West Oxfordshire Parishes
The following wildlife habitats fall within this parish. They are listed according to their associated landscape type or local character area.
If you want more information about any of the sites of special scientific interest (SSSIs) listed below, take a look at English Nature's Nature on the Map website. It may also be possible to find out a bit more about the unnamed wildlife habitats in the parish by contacting the Thames Valley Environmental Records Centre (firstname.lastname@example.org) and quoting the site code next to the habitat description.
The majority of these wildlife habitats are on private land and access to them is not possible without permission of the landowner, unless there is a statutory right of way. However, many wildlife habitats in the county are open to the public. More information on these can be obtained from the Oxfordshire Nature Conservation Forum.
Farmland Slopes and Valley Sides
Site Code: 31Y06
Reed Hill SSSI
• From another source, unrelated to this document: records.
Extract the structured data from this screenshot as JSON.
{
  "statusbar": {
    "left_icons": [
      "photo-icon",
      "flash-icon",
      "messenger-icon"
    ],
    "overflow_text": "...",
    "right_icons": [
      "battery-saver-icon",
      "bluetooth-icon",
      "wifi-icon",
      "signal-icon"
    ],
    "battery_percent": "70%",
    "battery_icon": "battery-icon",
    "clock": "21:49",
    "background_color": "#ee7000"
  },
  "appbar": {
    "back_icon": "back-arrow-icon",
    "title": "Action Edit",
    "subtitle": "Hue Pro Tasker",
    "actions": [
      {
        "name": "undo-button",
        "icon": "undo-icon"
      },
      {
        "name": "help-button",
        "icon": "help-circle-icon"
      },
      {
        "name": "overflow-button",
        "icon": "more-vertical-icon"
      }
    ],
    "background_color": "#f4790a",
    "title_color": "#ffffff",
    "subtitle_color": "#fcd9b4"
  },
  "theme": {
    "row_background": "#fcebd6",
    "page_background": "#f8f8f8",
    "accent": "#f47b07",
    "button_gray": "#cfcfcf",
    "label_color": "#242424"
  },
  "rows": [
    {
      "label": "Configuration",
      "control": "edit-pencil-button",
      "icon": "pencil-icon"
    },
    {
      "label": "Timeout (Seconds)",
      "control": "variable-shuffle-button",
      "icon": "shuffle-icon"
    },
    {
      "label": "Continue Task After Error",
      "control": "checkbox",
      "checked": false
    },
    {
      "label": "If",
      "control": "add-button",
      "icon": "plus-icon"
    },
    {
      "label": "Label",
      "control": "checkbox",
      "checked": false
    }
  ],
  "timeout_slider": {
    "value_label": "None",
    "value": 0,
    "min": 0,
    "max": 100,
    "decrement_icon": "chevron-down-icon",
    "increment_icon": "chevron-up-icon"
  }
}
Reed Hill is a dry valley with limestone grassland, scrub and woodland habitats. Limestone grassland is now mainly restricted to steep banks such as this and is a national priority for nature conservation.
The limestone grassland has a rich variety of small colourful wildflowers, which are typical for this habitat. These include green-winged orchid, pyramidal orchid, marjoram, wild thyme and rock rose. Early purple orchid, which is more usually found in ancient woodland, is also present. Downy woundwort, which is very rare and found mainly in this part of the Cotswolds, has been recorded at Reed Hill. This species is protected under the Wildlife and Countryside Act 1981 and is a national priority for nature conservation. The site has a good variety of uncommon invertebrates including the small blue butterfly, Duke of Burgundy fritillary and dark green fritillary butterflies.
Site Code: 31T12
Palmer’s Bank is a small grassy hedgebank at the edge of a field used for arable crops. It is important because it has a population of perfoliate pennycress. This very rare plant is also known as Cotswold pennycress because it is found only in this part of the UK. It is a national nature conservation priority due too its rarity.